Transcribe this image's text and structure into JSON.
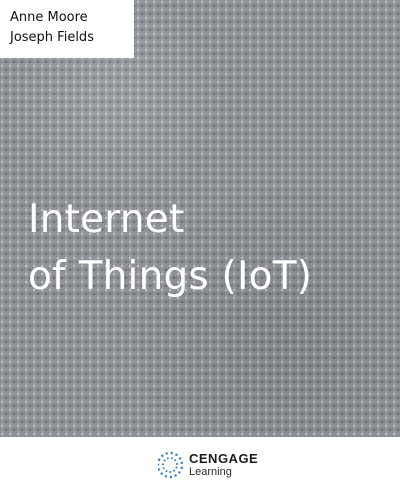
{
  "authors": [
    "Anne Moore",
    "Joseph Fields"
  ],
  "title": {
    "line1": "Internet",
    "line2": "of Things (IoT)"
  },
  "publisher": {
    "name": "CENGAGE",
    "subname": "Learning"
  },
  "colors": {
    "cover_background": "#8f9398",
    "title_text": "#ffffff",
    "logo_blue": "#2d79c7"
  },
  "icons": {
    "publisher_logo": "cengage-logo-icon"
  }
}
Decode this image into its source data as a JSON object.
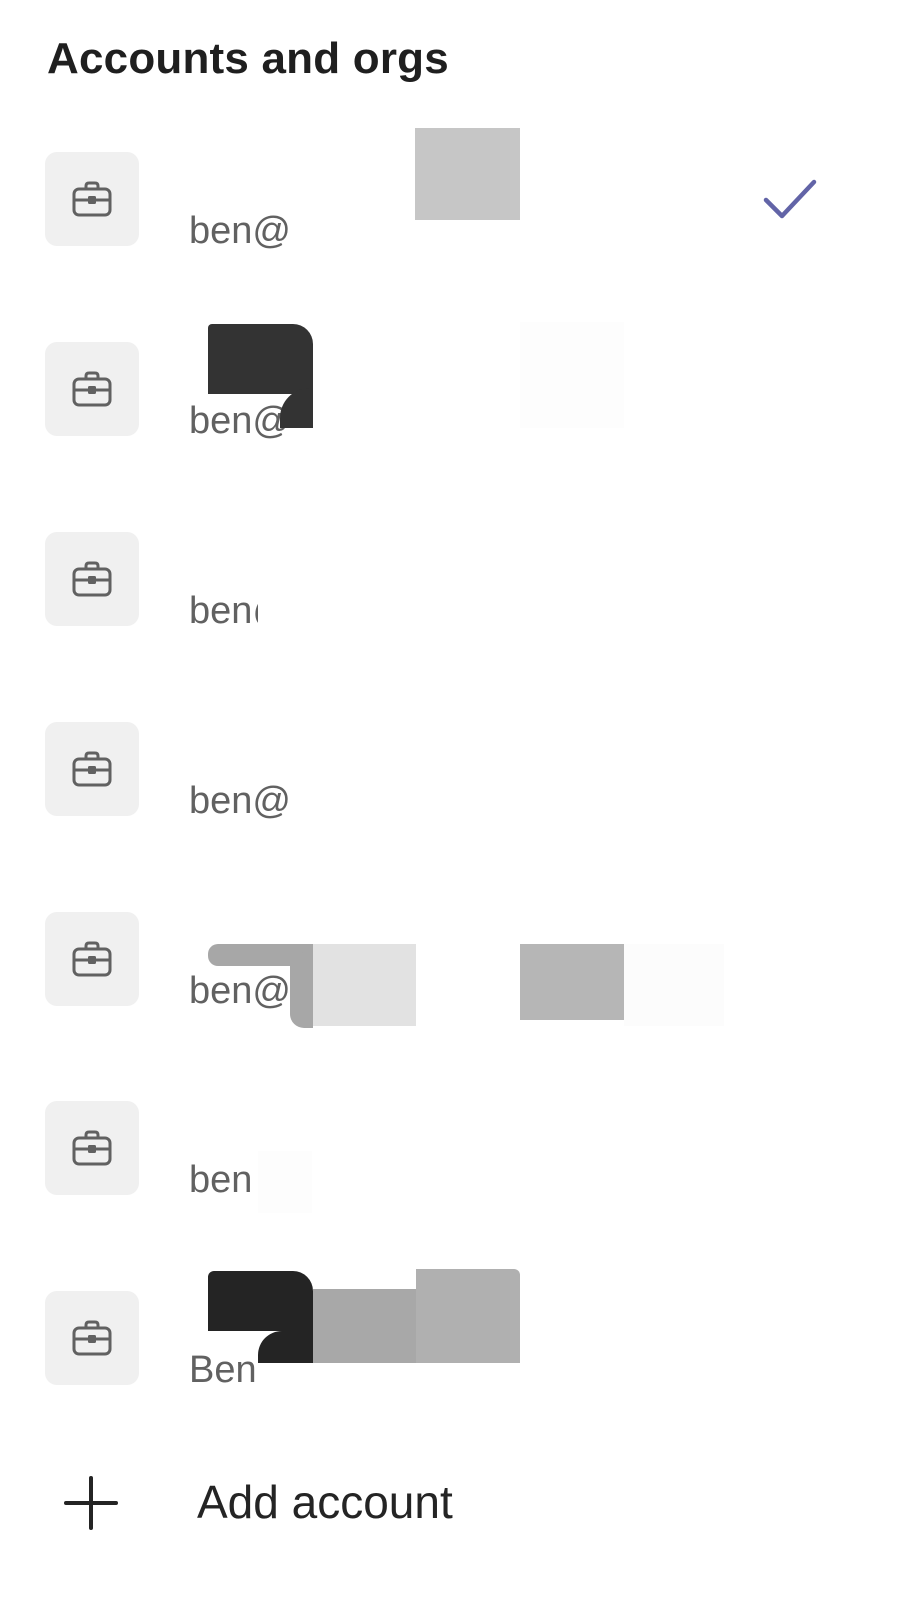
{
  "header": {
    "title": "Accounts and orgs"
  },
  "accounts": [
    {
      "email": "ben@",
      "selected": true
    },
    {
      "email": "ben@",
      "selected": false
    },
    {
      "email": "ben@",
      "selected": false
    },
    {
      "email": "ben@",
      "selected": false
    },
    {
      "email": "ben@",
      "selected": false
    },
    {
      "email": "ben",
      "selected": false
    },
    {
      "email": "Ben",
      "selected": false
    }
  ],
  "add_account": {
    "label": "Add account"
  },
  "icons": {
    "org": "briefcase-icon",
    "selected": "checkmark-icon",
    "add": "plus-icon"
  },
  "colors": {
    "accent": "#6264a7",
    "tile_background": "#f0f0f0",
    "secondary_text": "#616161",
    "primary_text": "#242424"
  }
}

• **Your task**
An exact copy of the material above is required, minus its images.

• **Task output**
Transcribe this image's text and structure into JSON.
{
  "authors": [
    "Anne Moore",
    "Joseph Fields"
  ],
  "title": {
    "line1": "Internet",
    "line2": "of Things (IoT)"
  },
  "publisher": {
    "name": "CENGAGE",
    "subname": "Learning"
  },
  "colors": {
    "cover_background": "#8f9398",
    "title_text": "#ffffff",
    "logo_blue": "#2d79c7"
  },
  "icons": {
    "publisher_logo": "cengage-logo-icon"
  }
}
Decode this image into its source data as a JSON object.
{
  "header": {
    "title": "Accounts and orgs"
  },
  "accounts": [
    {
      "email": "ben@",
      "selected": true
    },
    {
      "email": "ben@",
      "selected": false
    },
    {
      "email": "ben@",
      "selected": false
    },
    {
      "email": "ben@",
      "selected": false
    },
    {
      "email": "ben@",
      "selected": false
    },
    {
      "email": "ben",
      "selected": false
    },
    {
      "email": "Ben",
      "selected": false
    }
  ],
  "add_account": {
    "label": "Add account"
  },
  "icons": {
    "org": "briefcase-icon",
    "selected": "checkmark-icon",
    "add": "plus-icon"
  },
  "colors": {
    "accent": "#6264a7",
    "tile_background": "#f0f0f0",
    "secondary_text": "#616161",
    "primary_text": "#242424"
  }
}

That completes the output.